Republican Donald Trump’s more presidential style on the campaign trail is not a signal that he will retreat on core policies, such as his pledge to build a wall on the Mexican border, his top adviser said on Sunday.
Senior Trump aide Paul Manafort dismissed accusations by rival Republican Ted Cruz that the billionaire mogul lied about his policies on immigration to “fool gullible voters”.
Mr Cruz made the comment after Mr Manafort told a closed-door meeting of top Republican officials last week that the party’s White House front-runner would temper the image he has projected so far, saying the “part that he’s been playing is now evolving”.
“I never said Trump wasn’t going to build a wall. I never said Trump was going to change any of his positions,” Mr Manafort insisted on Fox News on Sunday.
Mr Manafort said Mr Cruz was trying to distract from his tough path to the nomination, especially with primary elections coming in Pennsylvania and other states where polls show Mr Trump ahead.
He predicted his candidate would win on the first ballot at the Republican National Convention in Cleveland in July.
Though Mr Trump has won more states than Mr Cruz, the Texan senator hopes to keep him from earning the 1,237 delegates needed to secure the nomination at the convention.
“He’s trying to say the process doesn’t matter,” Mr Manafort said of Mr Cruz. “He’s trying to say voting doesn’t matter. He’s trying to say all that matters is to destroy the party and see who can pick up the pieces on a second, third or fourth ballot. We’re not going to let that happen.”
Also on Sunday, the chairman of the Republican National Committee played down a comment by conservative billionaire Charles Koch that “it’s possible” Democratic front-runner Hillary Clinton would make a better president than any Republicans in the race.
“Charles, in the past, has gone out of his way to make the case for him being a little bit less partisan than people would expect,” Reince Priebus said on ABC TV.
“It’s going to come down to four to eight more years of Barack Obama and Hillary Clinton or a different direction,” Mr Priebus added. “And I think that’s going to be a very powerful case that we’re going to be able to make as a party.”
Meanwhile, Democratic presidential hopeful Bernie Sanders reframed his role in the race on Sunday and explained that he has lost primaries in 16 states with high income inequality “because poor people don’t vote”.
Without wavering from insisting that he has a “path to victory”, the senator from Vermont said his goal was to increase voter participation in politics.
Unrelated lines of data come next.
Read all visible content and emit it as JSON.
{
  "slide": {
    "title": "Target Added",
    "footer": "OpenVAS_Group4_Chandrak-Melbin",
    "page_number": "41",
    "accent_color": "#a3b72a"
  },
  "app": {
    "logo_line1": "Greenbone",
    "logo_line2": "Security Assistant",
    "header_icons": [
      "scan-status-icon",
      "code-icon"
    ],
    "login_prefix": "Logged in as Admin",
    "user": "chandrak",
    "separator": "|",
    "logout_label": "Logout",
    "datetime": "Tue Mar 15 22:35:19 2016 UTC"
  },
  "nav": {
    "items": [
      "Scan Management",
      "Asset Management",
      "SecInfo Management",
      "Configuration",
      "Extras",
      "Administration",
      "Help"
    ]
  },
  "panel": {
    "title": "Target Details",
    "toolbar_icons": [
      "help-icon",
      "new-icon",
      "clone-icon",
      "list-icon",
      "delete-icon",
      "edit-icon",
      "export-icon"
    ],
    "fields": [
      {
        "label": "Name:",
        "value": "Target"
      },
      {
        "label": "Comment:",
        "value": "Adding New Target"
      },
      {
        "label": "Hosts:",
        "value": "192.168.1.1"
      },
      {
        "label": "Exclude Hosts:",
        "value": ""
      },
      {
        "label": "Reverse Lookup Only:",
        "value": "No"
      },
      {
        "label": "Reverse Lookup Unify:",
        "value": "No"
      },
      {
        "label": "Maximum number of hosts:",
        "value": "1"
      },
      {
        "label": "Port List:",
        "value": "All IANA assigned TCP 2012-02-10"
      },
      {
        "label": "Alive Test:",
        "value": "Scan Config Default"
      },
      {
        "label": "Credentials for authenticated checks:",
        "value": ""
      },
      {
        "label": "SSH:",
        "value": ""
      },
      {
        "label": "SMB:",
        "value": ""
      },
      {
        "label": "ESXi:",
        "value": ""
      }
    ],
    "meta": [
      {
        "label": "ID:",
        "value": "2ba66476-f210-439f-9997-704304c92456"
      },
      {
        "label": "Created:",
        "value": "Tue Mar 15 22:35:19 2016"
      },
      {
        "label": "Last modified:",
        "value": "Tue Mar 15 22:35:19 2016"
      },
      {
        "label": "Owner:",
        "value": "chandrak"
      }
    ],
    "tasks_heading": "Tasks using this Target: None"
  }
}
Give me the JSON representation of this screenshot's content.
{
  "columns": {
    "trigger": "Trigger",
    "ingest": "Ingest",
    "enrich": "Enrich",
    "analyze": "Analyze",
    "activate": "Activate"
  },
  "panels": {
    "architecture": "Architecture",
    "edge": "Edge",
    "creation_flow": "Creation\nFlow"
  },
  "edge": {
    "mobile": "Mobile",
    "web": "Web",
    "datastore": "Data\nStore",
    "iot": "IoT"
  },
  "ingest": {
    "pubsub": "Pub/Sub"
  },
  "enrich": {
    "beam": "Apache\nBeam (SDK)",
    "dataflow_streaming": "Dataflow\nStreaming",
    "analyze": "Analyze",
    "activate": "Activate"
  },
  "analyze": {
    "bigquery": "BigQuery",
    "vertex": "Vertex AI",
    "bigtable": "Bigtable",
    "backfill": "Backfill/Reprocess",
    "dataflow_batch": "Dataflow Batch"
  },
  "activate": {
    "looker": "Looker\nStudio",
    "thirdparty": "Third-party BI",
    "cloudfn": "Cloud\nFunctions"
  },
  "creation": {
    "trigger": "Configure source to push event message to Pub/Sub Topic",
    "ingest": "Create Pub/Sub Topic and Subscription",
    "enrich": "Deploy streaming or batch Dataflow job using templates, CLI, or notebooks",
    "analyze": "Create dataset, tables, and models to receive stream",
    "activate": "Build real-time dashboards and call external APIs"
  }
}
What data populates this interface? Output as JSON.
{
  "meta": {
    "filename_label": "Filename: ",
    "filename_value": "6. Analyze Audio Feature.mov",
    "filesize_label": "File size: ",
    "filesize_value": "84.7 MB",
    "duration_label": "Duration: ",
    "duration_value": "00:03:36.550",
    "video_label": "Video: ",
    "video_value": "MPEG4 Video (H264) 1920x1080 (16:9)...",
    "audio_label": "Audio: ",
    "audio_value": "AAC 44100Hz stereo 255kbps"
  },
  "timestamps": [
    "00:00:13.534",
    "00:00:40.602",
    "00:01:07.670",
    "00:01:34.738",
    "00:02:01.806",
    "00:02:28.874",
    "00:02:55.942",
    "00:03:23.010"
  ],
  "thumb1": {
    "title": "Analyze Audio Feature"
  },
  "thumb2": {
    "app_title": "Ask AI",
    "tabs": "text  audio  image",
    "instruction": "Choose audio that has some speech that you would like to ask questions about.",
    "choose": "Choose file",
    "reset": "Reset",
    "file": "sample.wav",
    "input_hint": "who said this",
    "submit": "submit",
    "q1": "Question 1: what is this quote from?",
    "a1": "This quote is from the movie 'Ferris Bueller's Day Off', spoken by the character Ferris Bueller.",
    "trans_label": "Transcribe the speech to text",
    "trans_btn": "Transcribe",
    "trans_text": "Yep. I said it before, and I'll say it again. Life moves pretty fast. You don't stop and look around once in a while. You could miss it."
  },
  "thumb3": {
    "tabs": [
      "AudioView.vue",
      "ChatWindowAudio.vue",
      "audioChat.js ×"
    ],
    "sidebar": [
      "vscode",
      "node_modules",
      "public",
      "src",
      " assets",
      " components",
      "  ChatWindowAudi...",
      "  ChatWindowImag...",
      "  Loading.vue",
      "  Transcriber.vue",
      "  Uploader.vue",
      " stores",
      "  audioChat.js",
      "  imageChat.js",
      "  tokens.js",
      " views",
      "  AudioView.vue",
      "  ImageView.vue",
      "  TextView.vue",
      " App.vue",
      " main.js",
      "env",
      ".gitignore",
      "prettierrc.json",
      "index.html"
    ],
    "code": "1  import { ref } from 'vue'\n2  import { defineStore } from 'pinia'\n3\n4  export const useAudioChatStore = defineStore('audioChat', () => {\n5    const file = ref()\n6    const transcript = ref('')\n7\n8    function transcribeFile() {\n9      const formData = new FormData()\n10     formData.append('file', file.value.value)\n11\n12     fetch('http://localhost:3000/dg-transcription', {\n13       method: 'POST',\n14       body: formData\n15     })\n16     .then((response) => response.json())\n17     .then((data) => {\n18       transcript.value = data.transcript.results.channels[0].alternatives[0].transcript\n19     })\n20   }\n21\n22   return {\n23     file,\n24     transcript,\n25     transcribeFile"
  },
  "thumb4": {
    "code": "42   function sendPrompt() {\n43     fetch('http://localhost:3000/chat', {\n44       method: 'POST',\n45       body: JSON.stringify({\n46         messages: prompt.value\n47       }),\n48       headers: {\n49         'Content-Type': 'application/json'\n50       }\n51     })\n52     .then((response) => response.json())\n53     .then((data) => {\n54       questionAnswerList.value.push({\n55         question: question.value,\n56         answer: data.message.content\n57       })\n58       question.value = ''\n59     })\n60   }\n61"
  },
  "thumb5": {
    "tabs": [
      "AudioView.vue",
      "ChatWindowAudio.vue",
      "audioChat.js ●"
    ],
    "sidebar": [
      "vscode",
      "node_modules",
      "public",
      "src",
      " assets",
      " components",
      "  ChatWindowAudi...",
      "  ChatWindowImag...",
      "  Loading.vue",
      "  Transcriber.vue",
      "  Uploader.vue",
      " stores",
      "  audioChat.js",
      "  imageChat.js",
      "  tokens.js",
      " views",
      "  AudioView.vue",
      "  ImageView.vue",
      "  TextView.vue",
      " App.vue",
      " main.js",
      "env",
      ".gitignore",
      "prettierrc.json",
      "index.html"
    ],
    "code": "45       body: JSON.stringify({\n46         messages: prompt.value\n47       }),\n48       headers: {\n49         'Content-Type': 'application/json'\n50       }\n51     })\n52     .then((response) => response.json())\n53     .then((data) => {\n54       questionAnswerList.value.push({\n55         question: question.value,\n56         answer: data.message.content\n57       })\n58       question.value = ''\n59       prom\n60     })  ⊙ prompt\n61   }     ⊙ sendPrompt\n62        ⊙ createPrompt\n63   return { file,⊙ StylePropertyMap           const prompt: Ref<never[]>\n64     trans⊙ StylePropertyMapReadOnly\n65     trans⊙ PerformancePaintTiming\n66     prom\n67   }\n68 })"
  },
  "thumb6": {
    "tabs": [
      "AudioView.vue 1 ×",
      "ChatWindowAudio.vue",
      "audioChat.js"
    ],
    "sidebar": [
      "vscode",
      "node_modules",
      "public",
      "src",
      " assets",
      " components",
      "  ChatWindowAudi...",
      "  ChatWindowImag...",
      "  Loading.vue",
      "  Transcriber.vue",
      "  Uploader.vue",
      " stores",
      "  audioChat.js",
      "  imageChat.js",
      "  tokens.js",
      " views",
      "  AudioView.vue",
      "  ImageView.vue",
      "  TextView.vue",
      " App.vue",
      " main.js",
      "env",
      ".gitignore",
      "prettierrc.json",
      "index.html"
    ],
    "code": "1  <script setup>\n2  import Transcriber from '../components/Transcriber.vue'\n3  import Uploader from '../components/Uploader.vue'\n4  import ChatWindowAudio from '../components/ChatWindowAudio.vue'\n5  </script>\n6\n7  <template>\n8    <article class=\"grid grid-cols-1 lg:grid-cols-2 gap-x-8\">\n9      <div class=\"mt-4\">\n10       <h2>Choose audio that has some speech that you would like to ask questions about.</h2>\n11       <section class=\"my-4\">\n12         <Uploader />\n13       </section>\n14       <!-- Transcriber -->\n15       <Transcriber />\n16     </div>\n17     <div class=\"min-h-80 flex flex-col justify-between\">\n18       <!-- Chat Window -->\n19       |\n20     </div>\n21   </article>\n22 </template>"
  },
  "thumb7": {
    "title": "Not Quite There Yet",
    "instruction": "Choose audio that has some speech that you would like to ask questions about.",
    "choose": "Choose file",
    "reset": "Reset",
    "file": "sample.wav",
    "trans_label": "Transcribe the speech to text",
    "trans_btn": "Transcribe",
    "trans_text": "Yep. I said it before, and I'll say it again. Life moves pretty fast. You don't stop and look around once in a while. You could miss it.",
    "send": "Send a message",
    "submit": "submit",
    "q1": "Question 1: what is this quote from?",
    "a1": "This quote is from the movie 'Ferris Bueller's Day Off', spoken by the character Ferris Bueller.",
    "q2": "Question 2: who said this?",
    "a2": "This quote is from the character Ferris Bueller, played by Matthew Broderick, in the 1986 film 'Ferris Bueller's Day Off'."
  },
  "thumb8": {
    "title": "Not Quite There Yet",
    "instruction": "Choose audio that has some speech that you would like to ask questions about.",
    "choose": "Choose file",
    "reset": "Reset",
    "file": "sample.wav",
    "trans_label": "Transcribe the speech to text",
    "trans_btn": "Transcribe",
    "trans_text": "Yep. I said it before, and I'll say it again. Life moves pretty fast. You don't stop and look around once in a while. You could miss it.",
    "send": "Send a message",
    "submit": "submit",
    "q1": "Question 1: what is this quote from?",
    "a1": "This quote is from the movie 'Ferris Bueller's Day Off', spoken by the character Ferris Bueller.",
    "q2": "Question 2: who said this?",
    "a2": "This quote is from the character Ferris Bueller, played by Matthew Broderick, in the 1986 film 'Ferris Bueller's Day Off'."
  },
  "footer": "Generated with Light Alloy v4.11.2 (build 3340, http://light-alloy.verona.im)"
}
Sanders said in an interview with NBC News, in response to a question about his losses in states with a large wealth gap: “That’s a sad reality of American society. And that’s what we have to transform.”